The string was unplayable. Completely 'dead' and tension measured 32lbs. I believe it was BBO.

Poly is only for those who have the luxury of getting string jobs every week or so. The rest are better off with a hybrid of multi/syn.gut.

chenc
02-01-2012, 09:58 AM
With OP's best interest in mind I recommend OP start with something more use-friendly like Babolat AeroPro Drive GT or PureDrive GT.

stormholloway
02-01-2012, 10:20 AM
You are a very misinformed consumer. Poly, once is strung begins to go dead. Period. It is not nuclear powered and have a "shelf life" of a thousand years.

Ok then what is it's shelf life?
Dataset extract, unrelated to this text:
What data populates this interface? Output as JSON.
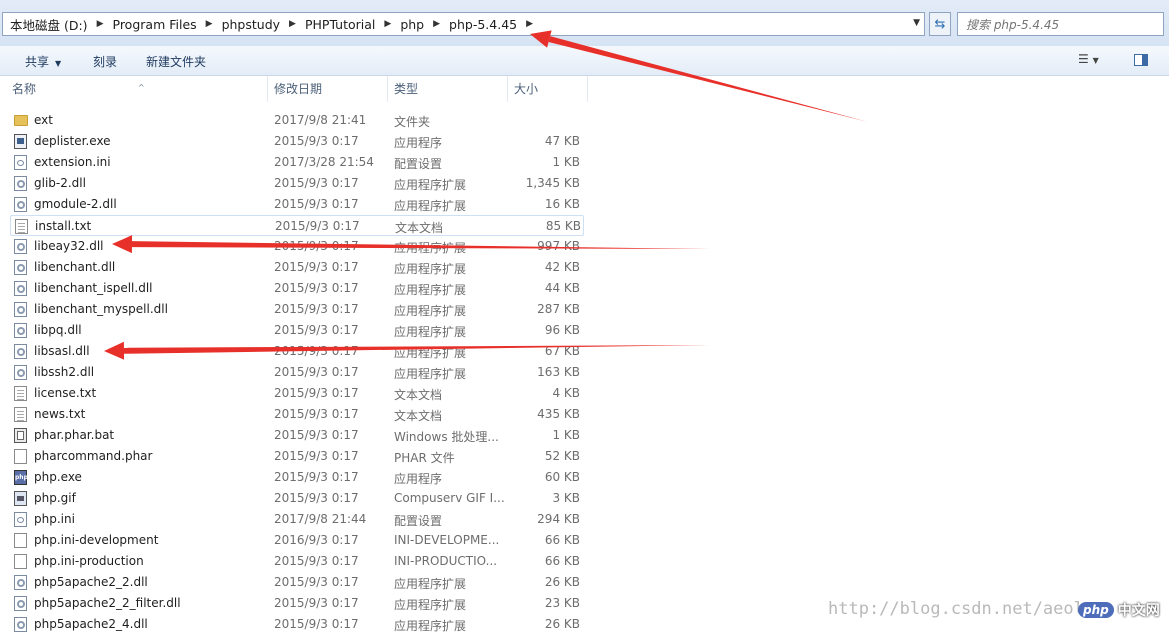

In other words, is it worth stringing 3 racquets together if I only go through each string job in 1-2 weeks?

Fuji
02-03-2012, 07:20 PM
Ok then what is it's shelf life? In other words, is it worth stringing 3 racquets together if I only go through each string job in 1-2 weeks?

Honestly, I wouldn't bother. Depending on the string, the general "life" for me without playing and still having it "playable," is about 4-5 days. Once a week is ideal for someone like me. I do go through poly beds, so It's not as harsh on my arm, although as stated before, standard synthetic works much much better when my play schedule isn't heavy.

-Fuji

Fuji
02-03-2012, 07:22 PM
^ Agreed. I had purchased a frame that had been 'freshly' strung with a poly about six months prior to purchase.

The string was unplayable. Completely 'dead' and tension measured 32lbs. I believe it was BBO.

Poly is only for those who have the luxury of getting string jobs every week or so. The rest are better off with a hybrid of multi/syn.gut.

Funny story, I bought a frame that was strung 14 months prior ago with "fresh poly" which was some twisted razor type poly. I didn't measure the tension, but I broke it in about 5-6 minutes of just hitting some serves. It just felt so fragile, such an odd feeling to hit with.

-Fuji